- About this task -
What is needed is every line of the material that contains "advertisers".

- Material for the task -
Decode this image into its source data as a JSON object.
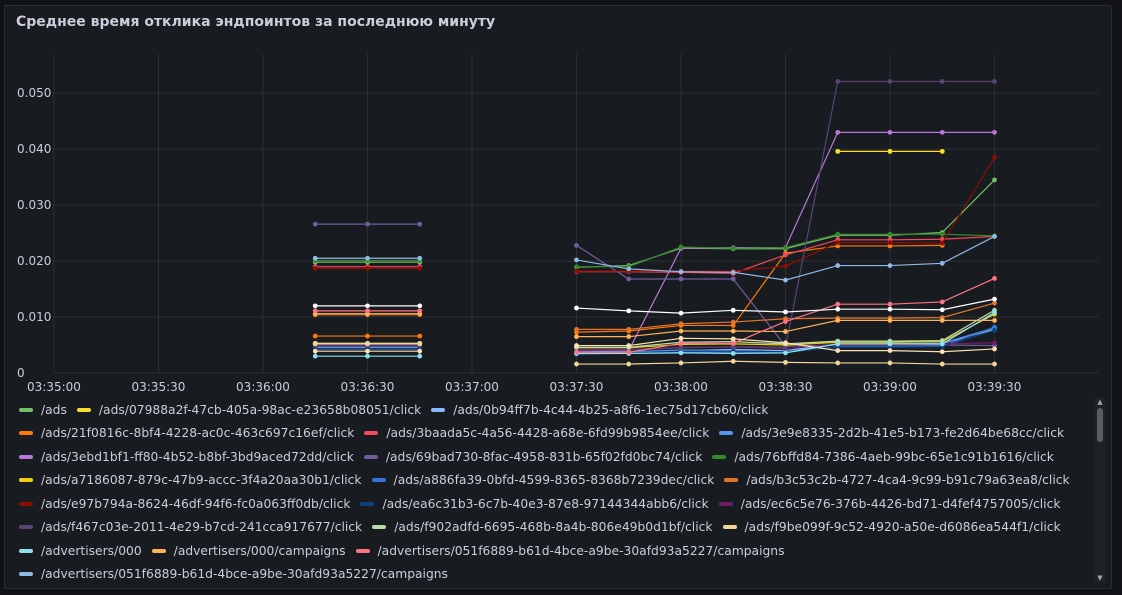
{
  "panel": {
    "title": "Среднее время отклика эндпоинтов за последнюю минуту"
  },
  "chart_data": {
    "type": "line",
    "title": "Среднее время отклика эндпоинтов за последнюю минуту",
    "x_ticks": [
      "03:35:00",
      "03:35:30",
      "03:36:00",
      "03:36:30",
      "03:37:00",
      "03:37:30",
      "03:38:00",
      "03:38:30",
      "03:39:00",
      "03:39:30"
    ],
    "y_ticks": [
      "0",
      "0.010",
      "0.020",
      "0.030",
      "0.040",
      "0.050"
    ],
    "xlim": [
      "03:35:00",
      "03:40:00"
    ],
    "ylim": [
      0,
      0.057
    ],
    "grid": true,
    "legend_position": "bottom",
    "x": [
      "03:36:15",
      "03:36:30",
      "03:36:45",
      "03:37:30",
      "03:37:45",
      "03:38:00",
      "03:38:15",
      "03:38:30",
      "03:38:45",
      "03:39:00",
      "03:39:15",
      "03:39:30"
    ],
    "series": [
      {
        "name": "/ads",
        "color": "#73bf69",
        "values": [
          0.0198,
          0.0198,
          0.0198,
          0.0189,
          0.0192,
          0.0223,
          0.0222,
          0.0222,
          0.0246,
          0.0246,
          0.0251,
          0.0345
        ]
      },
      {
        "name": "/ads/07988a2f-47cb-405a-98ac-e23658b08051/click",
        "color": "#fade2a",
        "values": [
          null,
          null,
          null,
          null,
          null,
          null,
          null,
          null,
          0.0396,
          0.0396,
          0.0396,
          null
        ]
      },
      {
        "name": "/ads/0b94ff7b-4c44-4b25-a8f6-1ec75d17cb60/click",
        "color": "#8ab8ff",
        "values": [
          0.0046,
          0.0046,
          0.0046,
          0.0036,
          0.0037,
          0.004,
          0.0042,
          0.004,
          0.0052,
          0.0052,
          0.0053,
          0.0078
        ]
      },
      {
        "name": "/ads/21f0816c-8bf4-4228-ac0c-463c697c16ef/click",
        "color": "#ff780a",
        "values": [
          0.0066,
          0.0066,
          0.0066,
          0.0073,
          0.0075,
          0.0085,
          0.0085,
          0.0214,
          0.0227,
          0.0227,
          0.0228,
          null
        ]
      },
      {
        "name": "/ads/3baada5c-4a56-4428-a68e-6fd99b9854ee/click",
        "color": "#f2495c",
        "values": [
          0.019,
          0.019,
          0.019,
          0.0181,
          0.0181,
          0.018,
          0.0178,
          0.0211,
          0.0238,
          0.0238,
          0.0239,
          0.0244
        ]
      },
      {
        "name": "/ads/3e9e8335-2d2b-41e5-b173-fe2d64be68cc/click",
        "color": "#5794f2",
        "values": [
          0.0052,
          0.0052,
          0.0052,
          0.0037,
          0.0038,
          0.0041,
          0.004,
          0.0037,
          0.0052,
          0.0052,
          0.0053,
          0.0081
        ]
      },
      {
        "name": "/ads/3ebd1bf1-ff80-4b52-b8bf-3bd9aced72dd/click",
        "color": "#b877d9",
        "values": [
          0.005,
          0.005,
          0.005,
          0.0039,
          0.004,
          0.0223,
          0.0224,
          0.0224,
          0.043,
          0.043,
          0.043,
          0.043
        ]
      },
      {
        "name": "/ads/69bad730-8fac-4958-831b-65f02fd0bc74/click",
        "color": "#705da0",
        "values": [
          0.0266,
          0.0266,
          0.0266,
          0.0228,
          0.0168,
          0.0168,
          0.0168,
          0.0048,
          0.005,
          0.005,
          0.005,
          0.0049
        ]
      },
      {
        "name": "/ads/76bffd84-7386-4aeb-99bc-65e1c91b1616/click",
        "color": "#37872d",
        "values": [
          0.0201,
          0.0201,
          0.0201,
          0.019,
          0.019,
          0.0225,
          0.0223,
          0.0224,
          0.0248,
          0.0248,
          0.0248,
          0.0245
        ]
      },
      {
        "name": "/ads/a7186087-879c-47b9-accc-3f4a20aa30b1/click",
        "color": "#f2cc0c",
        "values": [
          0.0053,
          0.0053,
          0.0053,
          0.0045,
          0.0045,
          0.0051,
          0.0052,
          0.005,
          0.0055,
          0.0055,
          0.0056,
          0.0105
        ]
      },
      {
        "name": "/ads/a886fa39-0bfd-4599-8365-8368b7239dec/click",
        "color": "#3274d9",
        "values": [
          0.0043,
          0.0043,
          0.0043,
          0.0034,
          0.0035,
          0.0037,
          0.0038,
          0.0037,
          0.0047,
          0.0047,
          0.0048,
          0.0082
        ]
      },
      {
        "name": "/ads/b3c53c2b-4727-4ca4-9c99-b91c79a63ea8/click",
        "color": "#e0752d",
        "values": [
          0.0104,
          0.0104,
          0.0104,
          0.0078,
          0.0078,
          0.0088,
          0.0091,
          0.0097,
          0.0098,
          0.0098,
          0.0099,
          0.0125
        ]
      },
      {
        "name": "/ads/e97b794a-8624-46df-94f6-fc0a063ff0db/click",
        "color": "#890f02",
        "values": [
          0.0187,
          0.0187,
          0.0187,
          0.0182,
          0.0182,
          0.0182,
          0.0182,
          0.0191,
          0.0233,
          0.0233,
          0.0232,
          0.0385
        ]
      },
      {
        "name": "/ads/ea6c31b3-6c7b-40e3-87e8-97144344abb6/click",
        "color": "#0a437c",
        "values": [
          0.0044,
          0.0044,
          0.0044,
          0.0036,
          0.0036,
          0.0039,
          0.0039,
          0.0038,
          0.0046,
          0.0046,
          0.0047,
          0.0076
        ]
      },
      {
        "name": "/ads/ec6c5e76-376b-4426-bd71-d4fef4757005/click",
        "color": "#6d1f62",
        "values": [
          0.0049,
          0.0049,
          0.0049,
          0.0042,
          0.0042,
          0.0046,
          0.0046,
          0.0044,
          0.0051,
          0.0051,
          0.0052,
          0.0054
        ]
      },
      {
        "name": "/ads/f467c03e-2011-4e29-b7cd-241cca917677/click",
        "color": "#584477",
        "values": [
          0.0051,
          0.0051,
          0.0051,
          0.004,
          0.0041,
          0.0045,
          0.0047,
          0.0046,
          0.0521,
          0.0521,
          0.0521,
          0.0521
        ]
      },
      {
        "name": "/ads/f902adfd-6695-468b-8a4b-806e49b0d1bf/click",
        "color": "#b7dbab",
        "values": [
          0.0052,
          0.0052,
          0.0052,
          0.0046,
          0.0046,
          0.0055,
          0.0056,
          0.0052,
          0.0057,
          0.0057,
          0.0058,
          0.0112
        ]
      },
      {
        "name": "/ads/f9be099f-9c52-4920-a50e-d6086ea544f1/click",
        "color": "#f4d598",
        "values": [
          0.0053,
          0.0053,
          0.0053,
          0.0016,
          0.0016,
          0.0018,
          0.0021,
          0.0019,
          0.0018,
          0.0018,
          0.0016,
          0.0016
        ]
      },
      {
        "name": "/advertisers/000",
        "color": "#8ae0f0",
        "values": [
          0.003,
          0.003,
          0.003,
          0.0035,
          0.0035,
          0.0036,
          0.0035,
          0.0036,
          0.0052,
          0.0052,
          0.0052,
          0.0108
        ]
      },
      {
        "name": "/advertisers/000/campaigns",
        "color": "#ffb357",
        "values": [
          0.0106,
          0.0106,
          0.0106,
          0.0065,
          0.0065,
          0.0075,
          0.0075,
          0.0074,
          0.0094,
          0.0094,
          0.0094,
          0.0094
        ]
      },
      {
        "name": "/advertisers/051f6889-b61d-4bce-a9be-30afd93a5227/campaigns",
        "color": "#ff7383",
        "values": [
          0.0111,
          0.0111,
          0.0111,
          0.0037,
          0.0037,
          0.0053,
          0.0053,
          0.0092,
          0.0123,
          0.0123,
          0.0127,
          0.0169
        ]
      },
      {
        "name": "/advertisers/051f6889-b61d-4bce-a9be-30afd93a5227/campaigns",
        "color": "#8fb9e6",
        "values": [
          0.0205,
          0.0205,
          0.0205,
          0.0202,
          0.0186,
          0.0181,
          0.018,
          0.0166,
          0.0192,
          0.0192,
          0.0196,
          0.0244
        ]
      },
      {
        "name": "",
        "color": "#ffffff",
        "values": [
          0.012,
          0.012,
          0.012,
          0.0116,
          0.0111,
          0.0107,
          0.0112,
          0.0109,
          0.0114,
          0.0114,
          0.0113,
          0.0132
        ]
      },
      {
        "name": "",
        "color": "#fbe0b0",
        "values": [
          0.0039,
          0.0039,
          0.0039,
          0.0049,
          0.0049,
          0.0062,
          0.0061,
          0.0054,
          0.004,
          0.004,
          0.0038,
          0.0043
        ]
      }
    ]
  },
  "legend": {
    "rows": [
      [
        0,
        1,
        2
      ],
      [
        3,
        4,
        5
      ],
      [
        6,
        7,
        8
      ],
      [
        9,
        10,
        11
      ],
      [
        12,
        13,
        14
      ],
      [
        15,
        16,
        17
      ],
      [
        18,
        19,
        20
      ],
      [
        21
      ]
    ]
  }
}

- Solution to this problem -
        "name": "/advertisers/000",
        "name": "/advertisers/000/campaigns",
        "name": "/advertisers/051f6889-b61d-4bce-a9be-30afd93a5227/campaigns",
        "name": "/advertisers/051f6889-b61d-4bce-a9be-30afd93a5227/campaigns",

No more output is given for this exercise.